The sun began its slow descent from the Colorado sky. The day seemed to go on forever. John sat atop his palomino, Taffy, and took it all in: land spreading out far and wide in all directions, surrounded by the crags and peaks of the San Juan Mountains.
Sixteen-year-old John Archer was the man of the house...at least for now. He hated watching his mother these days. She was so sad. So pale and thin. Though she tried to pretend life was good, he knew differently.
This big old ranch had never been his father's first choice of a place to be. He favored the open sea with its salty air, waves crashing on the sides of his clipper ship, The Colorado Maiden. The duties of the ranch were always passed to the family members left behind while he roamed to the far ends of the earth searching for some bauble or trinket his import and export business couldn't live without.
John assumed the title “Man of the House” at an early age. Sure, in the beginning it was his mother's endearing way of building his confidence during his father's long absences. But now, he feared the title would stick. He carried a big weight on his young shoulders.
He harbored the resentment he'd carried since childhood that began as a small seed planted whenever his father left, and morphed into a bitterness he seemed helpless to overcome. Try as he may, he carried more angst than worry over the disappearance of his dad. It'd be just like him to turn and hightail it in the other direction. He'd rather be anywhere than here. Shame on me for falling for his words. I can't believe I was so stupid!
And so it began. A transformation. Although a part of him ached for the love of his father, the part that harbored ill will was greater, more powerful. He was determined to keep this ranch afloat come hell or high water.
The palomino on which he sat was his father's favorite. Over the last several months he'd taken to riding her daily. Especially in the late afternoon, like today. He rode her to this place and allowed her to drink her fill from the cold mountain stream that passed through their property. She was a beautiful creature..majestic in a way only palominos can be, yet friendly and gentle. The bond between them was unmistakable; no one dared interfere with their time together.
Because of the dilemma the Archers found themselves in, John was forced to assume duties typically believed to be the responsibility of a seasoned ranch manager. Soon the choice would be made whether or not he'd continue in school or stay home and work the ranch. His little brother, Timmy, was beginning to do some chores, but to John's way of thinking, he was just a little kid and needed to be a kid for as long as he could. His own childhood was stolen long ago by all the responsibility handed him at the ripe old age of nine.
He climbed down from the horse and held her reins as she drank from the stream. John watched the rushing flume as it cascaded over rocks and white-capped, splashing on larger boulders closer to the bank. Today had been a hot one in the valley. He looked around to see if he was alone. Of course no one's here. Who would be here? Chuckling to himself, he sat down on a boulder and removed his boots and socks. He stuck his feet in the chilly water.

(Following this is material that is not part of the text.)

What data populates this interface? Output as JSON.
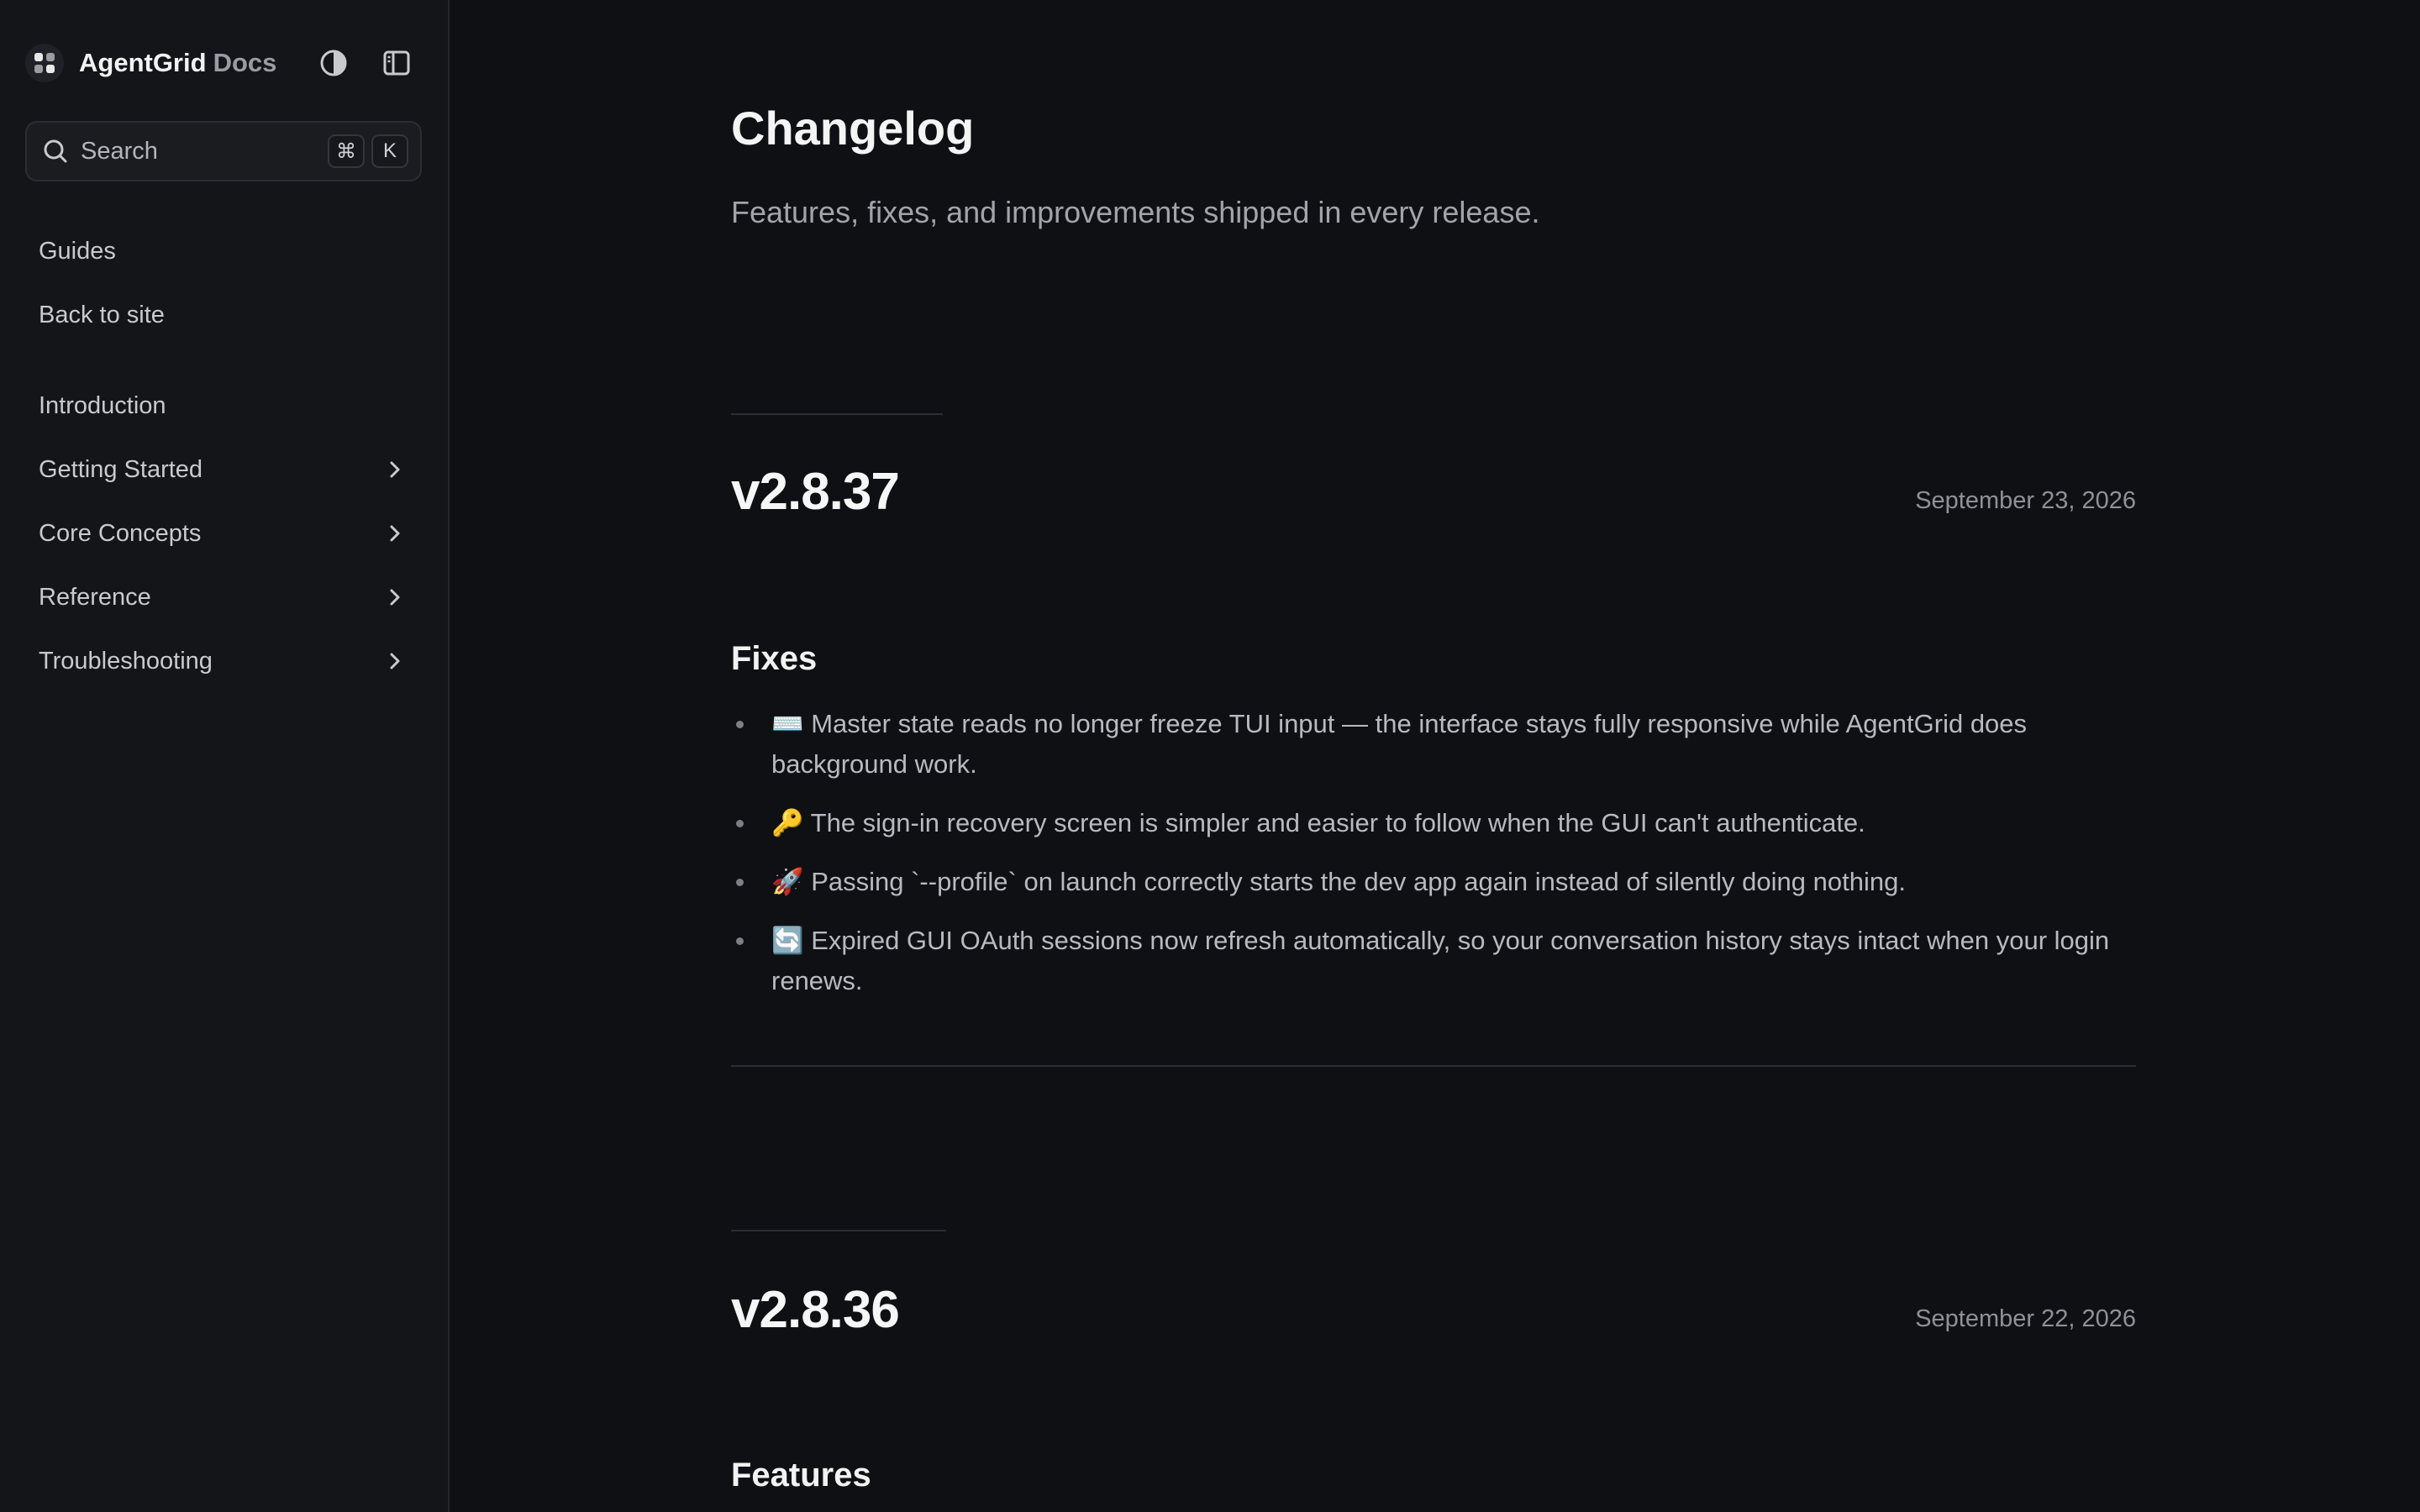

“Cold! That water's so cold!” He forced himself to leave his feet immersed in the crystal clear stream. Before long he grew used to it, knowing full well his feet were just numb. He closed his eyes. He was so torn. He'd anguished the past three months over Simon. Where was he? Why didn't he come home? Was he hurt? He didn't know whether to hang onto the anger that fueled his adrenaline or let it go and see how that worked for him. His mother kept saying “God will show us the way!” She even said God knew where Simon was so he wasn't lost at all. Thinking of it now, he just wagged his head, wondering at her profound childlike faith.
John opened his eyes. He wasn't sure how long he'd been lying in the grass with his feet in the water. He must have fallen asleep. The horse was no longer drinking. In fact, she was staring down at him, patiently waiting.
“How long have I been out, girl?”
She whinnied as if in delight, giving him the gumption to get up off the ground and get moving. It was growing darker by the minute and he must hurry home. Just then he heard a crackling sound to his left. “Who's there?” No answer. He craned his neck. “I say, who's there?” He slowly inched his socks and boots back on before mounting his ride. From a higher vantage point he continued to search for the origin of the sound. Finally deciding to move on, he reined the horse toward home just as the sun hid behind the mountains to the west of him.
In a cluster of aspens he stood. He watched as the boy mounted the horse and galloped away. That must be Archer's boy, he thought. He chuckled menacingly. He still had a job to do...and he wouldn't rest until it was done.
Iron Fists in Satin Sheets is scheduled for November distribution through Amazon.com. and will be available in book and Kindle formats.